== PROMPT ==
Your answer should repeat every line of the records below in which the word "location" appears.

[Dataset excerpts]
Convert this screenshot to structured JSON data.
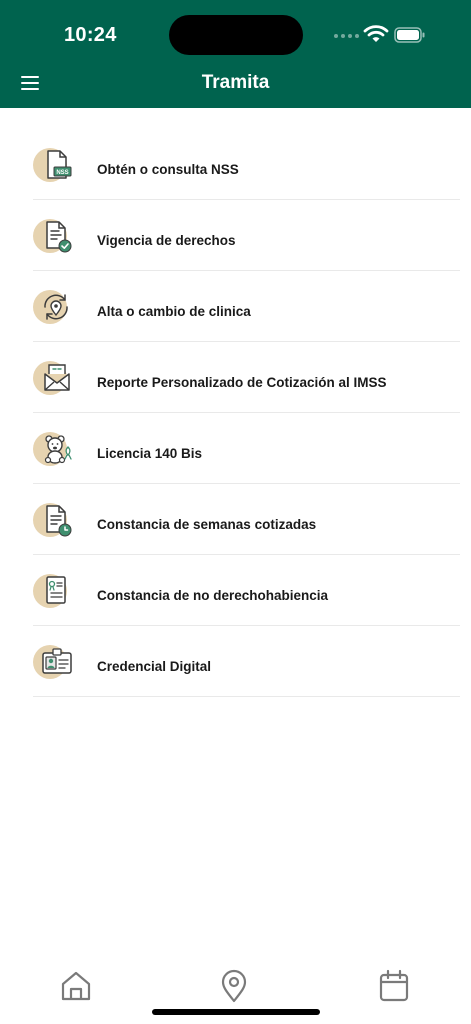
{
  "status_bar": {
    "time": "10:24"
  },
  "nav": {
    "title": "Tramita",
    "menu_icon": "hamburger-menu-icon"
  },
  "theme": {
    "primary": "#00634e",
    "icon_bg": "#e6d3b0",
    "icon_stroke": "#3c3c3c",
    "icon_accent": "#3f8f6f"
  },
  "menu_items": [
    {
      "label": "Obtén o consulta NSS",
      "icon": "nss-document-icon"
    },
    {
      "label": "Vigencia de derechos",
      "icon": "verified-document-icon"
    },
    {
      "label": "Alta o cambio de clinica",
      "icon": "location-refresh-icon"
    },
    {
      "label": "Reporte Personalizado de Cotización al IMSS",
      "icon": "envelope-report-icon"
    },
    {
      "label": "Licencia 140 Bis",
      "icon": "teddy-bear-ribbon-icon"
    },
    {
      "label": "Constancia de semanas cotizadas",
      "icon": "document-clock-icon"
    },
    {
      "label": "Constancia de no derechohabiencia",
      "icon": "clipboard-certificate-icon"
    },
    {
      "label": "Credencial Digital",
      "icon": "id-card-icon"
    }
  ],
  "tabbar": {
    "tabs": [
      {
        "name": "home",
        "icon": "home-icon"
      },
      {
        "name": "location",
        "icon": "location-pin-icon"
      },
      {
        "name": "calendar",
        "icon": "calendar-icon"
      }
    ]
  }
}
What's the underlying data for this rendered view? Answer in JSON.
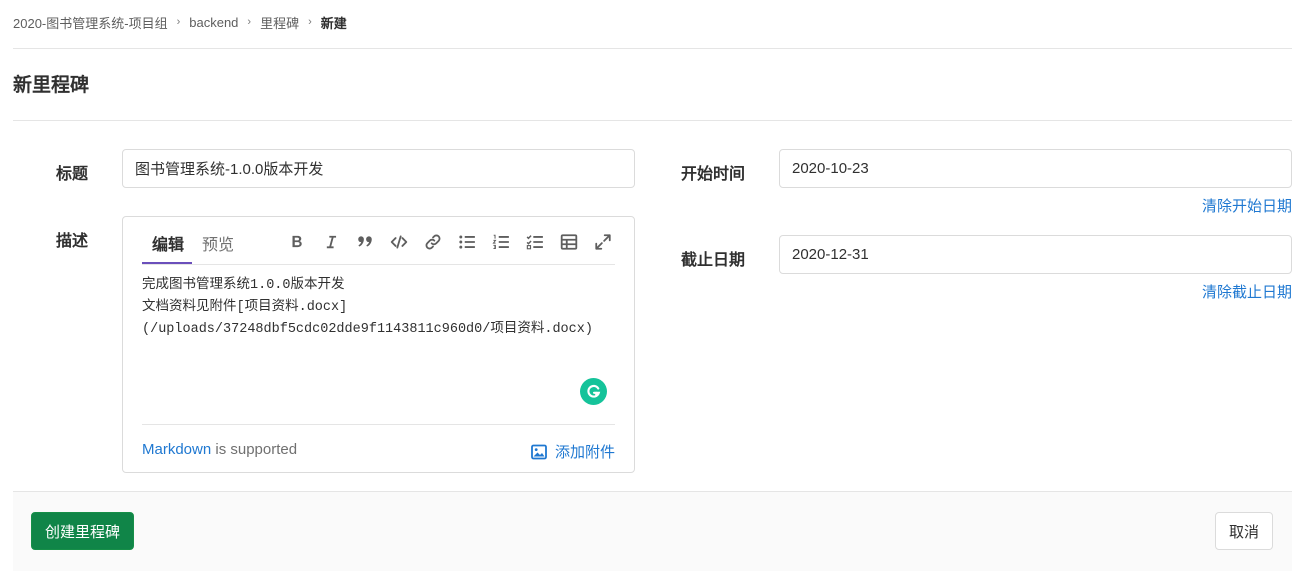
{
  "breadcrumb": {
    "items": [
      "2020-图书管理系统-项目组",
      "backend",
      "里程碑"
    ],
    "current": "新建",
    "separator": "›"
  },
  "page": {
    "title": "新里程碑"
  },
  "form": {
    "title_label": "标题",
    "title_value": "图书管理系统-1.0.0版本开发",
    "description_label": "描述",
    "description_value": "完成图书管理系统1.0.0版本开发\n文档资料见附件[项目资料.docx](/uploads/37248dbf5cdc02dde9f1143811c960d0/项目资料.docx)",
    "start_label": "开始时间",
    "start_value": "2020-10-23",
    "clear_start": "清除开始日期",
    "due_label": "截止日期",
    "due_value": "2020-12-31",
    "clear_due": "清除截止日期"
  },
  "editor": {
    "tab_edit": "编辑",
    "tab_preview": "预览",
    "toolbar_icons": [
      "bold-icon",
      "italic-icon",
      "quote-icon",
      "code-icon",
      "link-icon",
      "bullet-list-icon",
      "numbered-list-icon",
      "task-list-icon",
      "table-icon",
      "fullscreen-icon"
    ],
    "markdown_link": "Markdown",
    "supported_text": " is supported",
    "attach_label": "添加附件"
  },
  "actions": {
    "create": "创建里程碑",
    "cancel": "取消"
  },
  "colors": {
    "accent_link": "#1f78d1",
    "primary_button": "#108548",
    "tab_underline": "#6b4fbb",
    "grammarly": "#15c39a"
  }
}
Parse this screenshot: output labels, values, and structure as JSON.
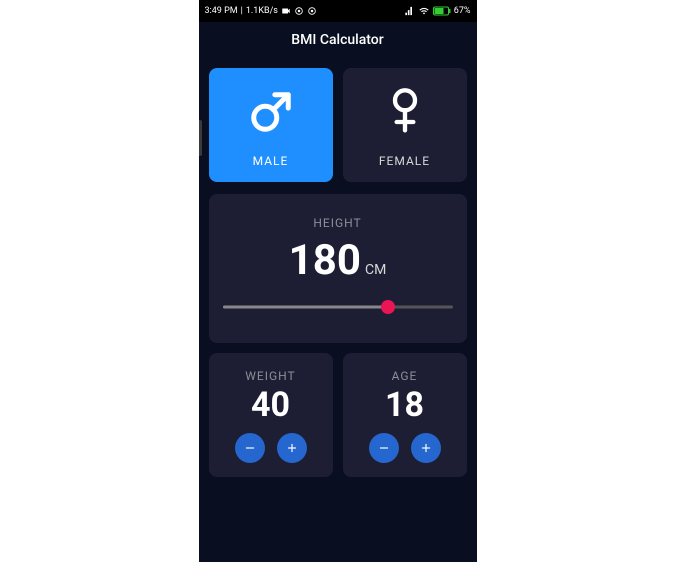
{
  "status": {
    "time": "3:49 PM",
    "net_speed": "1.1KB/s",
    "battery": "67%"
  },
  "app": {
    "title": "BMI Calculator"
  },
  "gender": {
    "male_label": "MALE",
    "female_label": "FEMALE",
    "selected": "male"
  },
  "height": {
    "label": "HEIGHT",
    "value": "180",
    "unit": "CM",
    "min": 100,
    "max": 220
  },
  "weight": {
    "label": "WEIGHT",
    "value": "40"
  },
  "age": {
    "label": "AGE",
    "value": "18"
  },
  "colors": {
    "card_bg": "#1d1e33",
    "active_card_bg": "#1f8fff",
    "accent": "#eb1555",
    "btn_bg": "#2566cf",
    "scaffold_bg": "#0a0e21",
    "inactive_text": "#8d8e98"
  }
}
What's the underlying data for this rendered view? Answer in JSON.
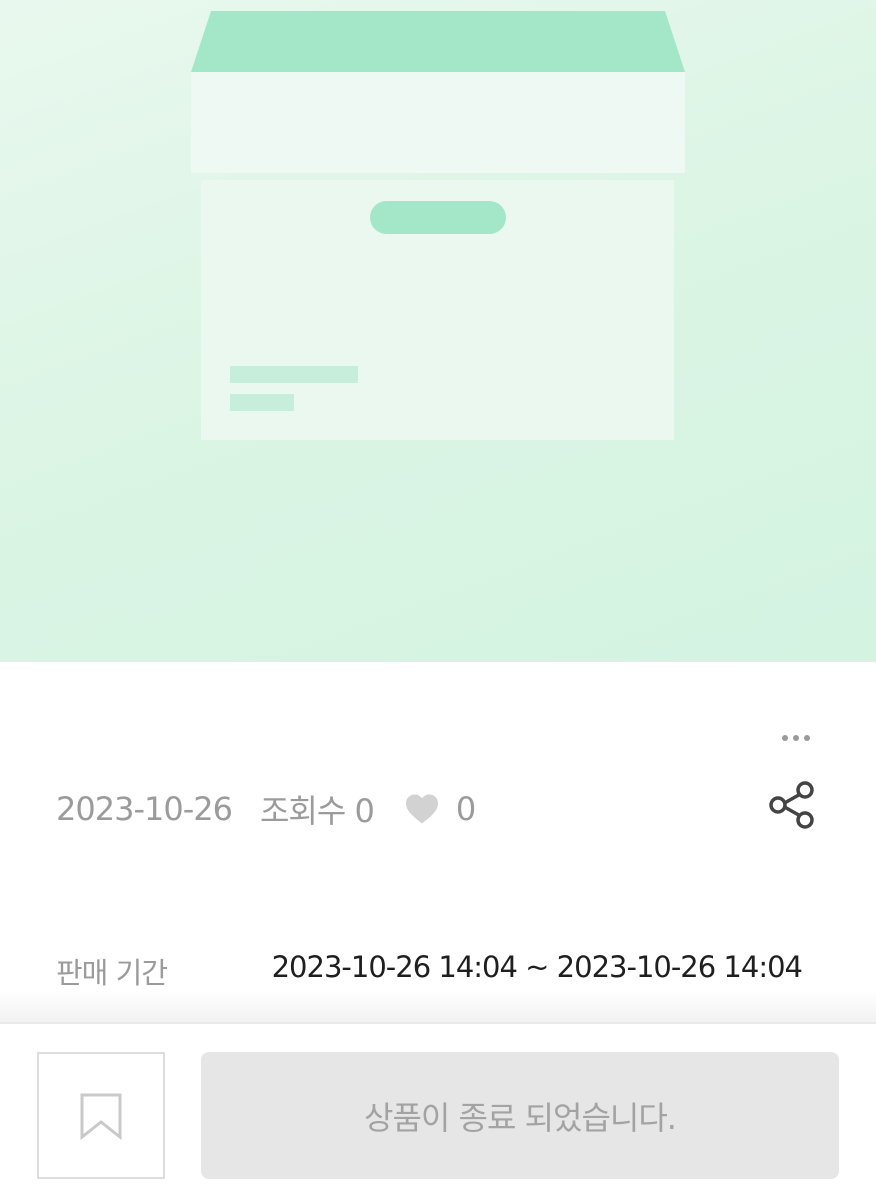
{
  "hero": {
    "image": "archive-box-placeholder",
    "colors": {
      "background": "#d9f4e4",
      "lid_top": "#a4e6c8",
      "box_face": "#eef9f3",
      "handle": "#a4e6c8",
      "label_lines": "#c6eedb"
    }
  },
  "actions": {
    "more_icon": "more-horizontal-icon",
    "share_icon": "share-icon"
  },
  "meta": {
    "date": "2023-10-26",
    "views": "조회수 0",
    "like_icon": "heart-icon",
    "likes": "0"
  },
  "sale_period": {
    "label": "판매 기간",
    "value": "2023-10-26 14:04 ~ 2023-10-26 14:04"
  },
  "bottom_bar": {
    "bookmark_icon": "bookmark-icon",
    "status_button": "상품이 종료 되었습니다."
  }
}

== ANSWER FOR THE TASK ==
      "icon": "location-refresh-icon"
        "name": "location",
        "icon": "location-pin-icon"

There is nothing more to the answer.